Officials backtrack on move to reduce speed limits on Emirates and Sheikh Mohammed bin Zayed roads
DUBAI // Officials on Wednesday backtracked on an earlier decision to cut the speed limits on two of the country’s most dangerous motorways.
The Roads and Transport Authority had said the speed limits on Emirates and Sheikh Mohammed bin Zayed roads in Dubai would be reduced from 120kph to 110kph.
Dubai Police and the RTA originally said they had, during meetings, concluded that the limit should fall and speed cameras be reset for 131kph on both roads to improve safety.
But the decision was later downplayed, with the authority saying anything was possible as an outcome of the discussions.
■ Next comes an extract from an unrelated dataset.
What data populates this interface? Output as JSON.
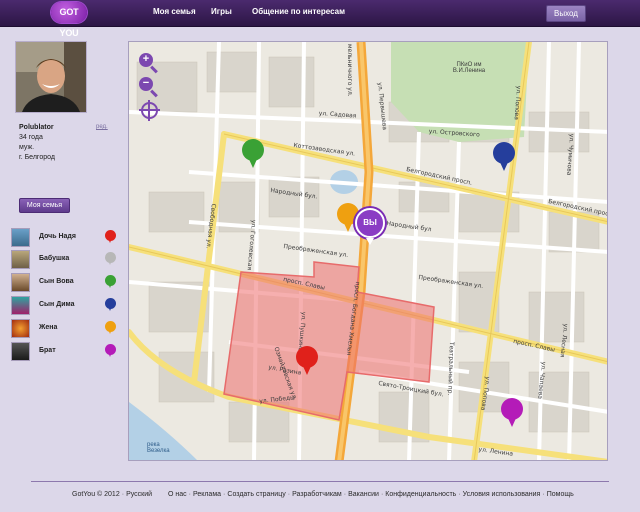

Emirates Road and Sheikh Mohammed bin Zayed Road are the most dangerous in Dubai.
Last year, 51 people died in accidents on the motorways – 33 on the latter and 18 on the former.
Lt Col Omar Ashour, director of traffic investigation at Al Rashidiya police station, said Emirates Road was one of the five most dangerous in Dubai.
“Ten deaths were reported in Dubai over the past two months, five of which occurred on the Emirates Road,” Lt Col Ashour said.
At the road safety meeting, agreement was reached to launch campaigns to monitor lorries and report any driving offences.
Lt Col Ashour said there were 44,826 general traffic offences in Al Rashidiya’s jurisdiction last year, compared with 53,148 in 2015.
Seventy-five of last year’s offences were for driving under the influence of alcohol. About 995 vehicles were seized in the same period.
Lt Col Ashour said 12 more speed cameras would be installed in the Rashidiya police station area, which covers Mirdif, northern parts of Emirates Road and Sheikh Mohammed bin Zayed Road in Dubai, Al Warqa, Al Twar, Umm Ramool and Nad Al Hamar.
Dubai traffic police have increased patrols and radar on the emirate’s most dangerous roads in an attempt to reduce the number of deaths.
Thomas Edelmann, founder of RoadSafetyUAE.com, said reducing the speed limit was one way to reduce road fatalities and the severity of accidents.
Introducing an element of surprise for motorists, especially on roads where major accidents take place, is another method, said Mr Edelmann. This requires more police and civil patrol cars as well as more mobile radar.
“What I mean by the element of surprise is producing the perception among motorists that their behaviour is constantly monitored by police,” he said.
“Those who are committing traffic crime usually slow down whenever they see a radar,” Mr Edelmann said.
Research conducted by his group on why motorists speed showed that 67 per cent did so because they were running late, 53 per cent sped for fun or to impress others, and 45 per cent did so out of habit.
“Despite widespread awareness of the UAE’s driving rules, many motorists seem to be consciously ignoring the dangers of speeding,” Mr Edelmann said.
“We need to address the main motivators behind speeding by holistic and permanent awareness initiatives, focusing on the need for proper time management and the importance of overcoming the nuisance of impressing others and entrenched habits.”
Updated: July 21, 2017 06:51 PM